I prefer homemade kefir to yogurt because yogurt only has 2-5 strains of beneficial bacteria. None of these aggressively attack and destroy pathogens in the gut like the probiotics in kefir do.
By the way, kefir is pronounced ku-feer (not kee-fer or ke-fer).
Kefir made at home has dozens of beneficial bacterial strains as well as several beneficial yeasts. Kefir compared to yogurt is no competition. Kefir is much more beneficial for gut healing.
The one catch is that you need to learn how to make kefir yourself! Commercial kefir brands typically have far less microbial strains and are not fermented sufficiently long to have the same benefits.
Homemade Kefir Benefits
In a gut that is dominated by pathogens and candida overgrowth (as in someone who has taken many rounds of antibiotics and other prescription drugs over the years and/or eats primarily processed foods), yogurt tends to have only a temporary beneficial impact. As mentioned earlier, homemade kefir has about 30 beneficial strains of bacteria and yeasts that do aggressively recolonize the gut by destroying pathogens. As a result, kefir has the potential to permanently alter the gut environment for the better whereas yogurt does not.
The best way to make homemade kefir is to obtain live kefir grains from a friend. They grow slowly over time and extras can be given away (or even eaten as a live probiotic).
If you cannot find any live grains in your community, you can mail order them.
Other Types of Kefir Made at Home
If learning how to make other types of kefir interests you, check out this video on how to make water kefir. This second video plus recipe shows you how to make coconut milk kefir if you wish to make a dairy-free version of the milk based kefir below.
Homemade Kefir Recipe
Easy recipe for homemade kefir fermented on the counter for 24 hours to maximize beneficial microbial strains for gut healing.

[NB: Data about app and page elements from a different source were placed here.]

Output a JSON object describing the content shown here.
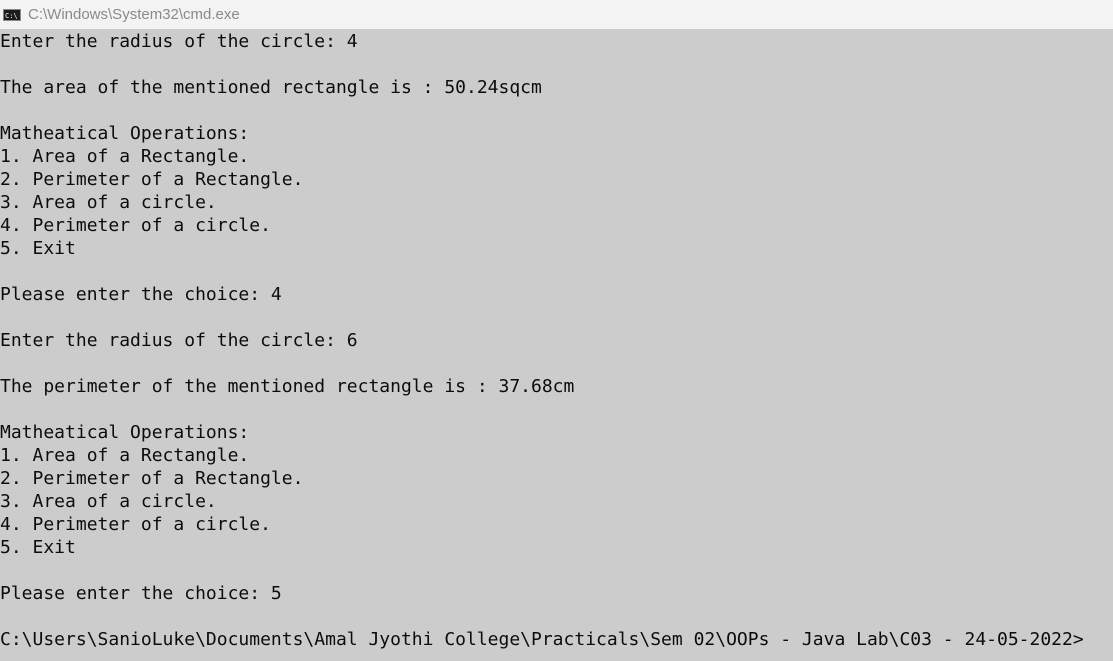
{
  "window": {
    "title": "C:\\Windows\\System32\\cmd.exe",
    "icon": "cmd-icon"
  },
  "console": {
    "lines": [
      "Enter the radius of the circle: 4",
      "",
      "The area of the mentioned rectangle is : 50.24sqcm",
      "",
      "Matheatical Operations:",
      "1. Area of a Rectangle.",
      "2. Perimeter of a Rectangle.",
      "3. Area of a circle.",
      "4. Perimeter of a circle.",
      "5. Exit",
      "",
      "Please enter the choice: 4",
      "",
      "Enter the radius of the circle: 6",
      "",
      "The perimeter of the mentioned rectangle is : 37.68cm",
      "",
      "Matheatical Operations:",
      "1. Area of a Rectangle.",
      "2. Perimeter of a Rectangle.",
      "3. Area of a circle.",
      "4. Perimeter of a circle.",
      "5. Exit",
      "",
      "Please enter the choice: 5",
      "",
      "C:\\Users\\SanioLuke\\Documents\\Amal Jyothi College\\Practicals\\Sem 02\\OOPs - Java Lab\\C03 - 24-05-2022>"
    ]
  }
}
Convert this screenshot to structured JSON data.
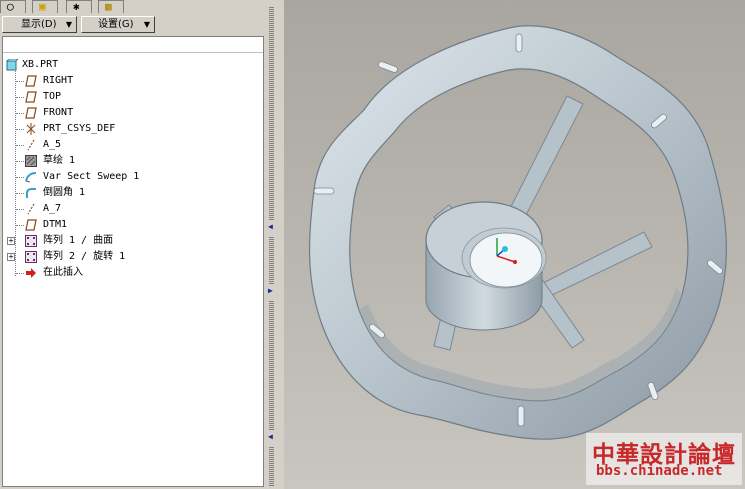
{
  "model_tree": {
    "toolbar": {
      "show_label": "显示(D)",
      "settings_label": "设置(G)"
    },
    "items": [
      {
        "label": "XB.PRT",
        "icon": "part-icon"
      },
      {
        "label": "RIGHT",
        "icon": "datum-plane-icon"
      },
      {
        "label": "TOP",
        "icon": "datum-plane-icon"
      },
      {
        "label": "FRONT",
        "icon": "datum-plane-icon"
      },
      {
        "label": "PRT_CSYS_DEF",
        "icon": "csys-icon"
      },
      {
        "label": "A_5",
        "icon": "datum-axis-icon"
      },
      {
        "label": "草绘 1",
        "icon": "sketch-icon"
      },
      {
        "label": "Var Sect Sweep 1",
        "icon": "sweep-icon"
      },
      {
        "label": "倒圆角 1",
        "icon": "round-icon"
      },
      {
        "label": "A_7",
        "icon": "datum-axis-icon"
      },
      {
        "label": "DTM1",
        "icon": "datum-plane-icon"
      },
      {
        "label": "阵列 1 / 曲面",
        "icon": "pattern-icon"
      },
      {
        "label": "阵列 2 / 旋转 1",
        "icon": "pattern-icon"
      },
      {
        "label": "在此插入",
        "icon": "insert-here-icon"
      }
    ]
  },
  "watermark": {
    "line1": "中華設計論壇",
    "line2": "bbs.chinade.net"
  },
  "colors": {
    "model": "#b8c4cc",
    "watermark": "#c8282a",
    "sash_arrow": "#1a2b8a"
  }
}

Pour the raw milk into a clean glass mason jar leaving about 1 inch at the top. You can use cold milk right out of the refrigerator if this is more convenient. Gently stir kefir grains or one packet of kefir starter powder into the raw milk.

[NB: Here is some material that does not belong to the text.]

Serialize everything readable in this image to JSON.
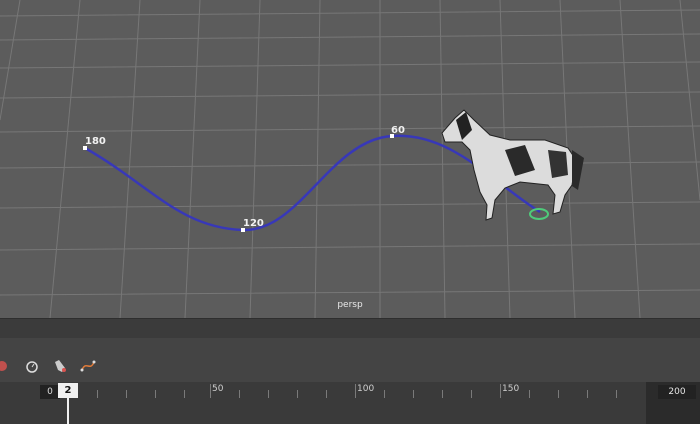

Screw on the lid and leave on the counter at room temperature for 24 hours. Over this time, you will see the milk slightly separate and thicken.
The kefir should be ready after 24 hours of fermentation time. If powder culture was used, you can use the kefir as is. If live kefir grains were used, gently strain them out to use again with the next batch of raw kefir.

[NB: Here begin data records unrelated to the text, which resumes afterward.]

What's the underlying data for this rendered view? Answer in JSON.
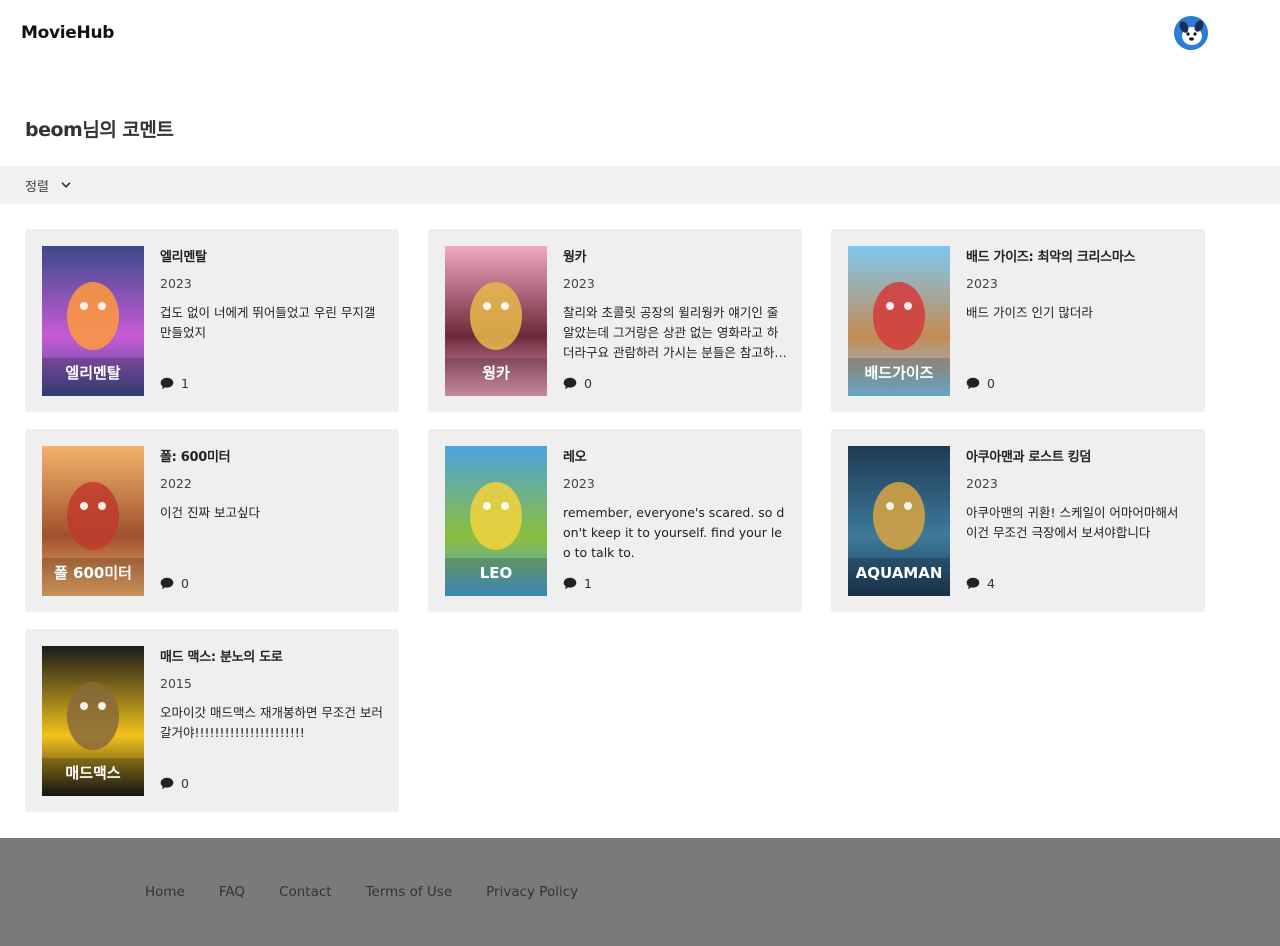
{
  "header": {
    "logo": "MovieHub",
    "avatar_icon": "dog-avatar-icon"
  },
  "page": {
    "title": "beom님의 코멘트"
  },
  "sort": {
    "label": "정렬",
    "icon": "chevron-down-icon"
  },
  "comments": [
    {
      "title": "엘리멘탈",
      "year": "2023",
      "text": "겁도 없이 너에게 뛰어들었고 우린 무지갤 만들었지",
      "comment_count": "1",
      "poster_caption": "엘리멘탈",
      "poster_colors": [
        "#3a4a8a",
        "#c95bd6",
        "#ff9a3c"
      ]
    },
    {
      "title": "웡카",
      "year": "2023",
      "text": "찰리와 초콜릿 공장의 윌리웡카 얘기인 줄 알았는데 그거랑은 상관 없는 영화라고 하더라구요 관람하러 가시는 분들은 참고하세요",
      "comment_count": "0",
      "poster_caption": "웡카",
      "poster_colors": [
        "#f2a7c3",
        "#6b2a3a",
        "#e8b84a"
      ]
    },
    {
      "title": "배드 가이즈: 최악의 크리스마스",
      "year": "2023",
      "text": "배드 가이즈 인기 많더라",
      "comment_count": "0",
      "poster_caption": "배드가이즈",
      "poster_colors": [
        "#7fc8f0",
        "#c58b54",
        "#d23b3b"
      ]
    },
    {
      "title": "폴: 600미터",
      "year": "2022",
      "text": "이건 진짜 보고싶다",
      "comment_count": "0",
      "poster_caption": "폴 600미터",
      "poster_colors": [
        "#f4b26b",
        "#a0522d",
        "#c0392b"
      ]
    },
    {
      "title": "레오",
      "year": "2023",
      "text": "remember, everyone's scared. so don't keep it to yourself. find your leo to talk to.",
      "comment_count": "1",
      "poster_caption": "LEO",
      "poster_colors": [
        "#4aa3df",
        "#8bbf3c",
        "#f2d23c"
      ]
    },
    {
      "title": "아쿠아맨과 로스트 킹덤",
      "year": "2023",
      "text": "아쿠아맨의 귀환! 스케일이 어마어마해서 이건 무조건 극장에서 보셔야합니다",
      "comment_count": "4",
      "poster_caption": "AQUAMAN",
      "poster_colors": [
        "#1f3b55",
        "#3d7a9b",
        "#d9a441"
      ]
    },
    {
      "title": "매드 맥스: 분노의 도로",
      "year": "2015",
      "text": "오마이갓 매드맥스 재개봉하면 무조건 보러갈거야!!!!!!!!!!!!!!!!!!!!!!",
      "comment_count": "0",
      "poster_caption": "매드맥스",
      "poster_colors": [
        "#1a1a1a",
        "#f2c21b",
        "#8a6a3a"
      ]
    }
  ],
  "footer": {
    "links": [
      "Home",
      "FAQ",
      "Contact",
      "Terms of Use",
      "Privacy Policy"
    ]
  }
}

You do not need to rinse live kefir grains before using again. Rinsing them slightly weakens them in my experience.
Homemade kefir will last many weeks in the refrigerator, but its flavor will get stronger over time.
Sarah Pope has been a Health and Nutrition Educator since 2002. Her work is dedicated to helping families effectively incorporate the principles of ancestral diets within the modern household. She is a sought after lecturer around the world for conferences, summits, and podcasts.
Her work has been covered by major media including USA Today, ABC, NBC, and many others.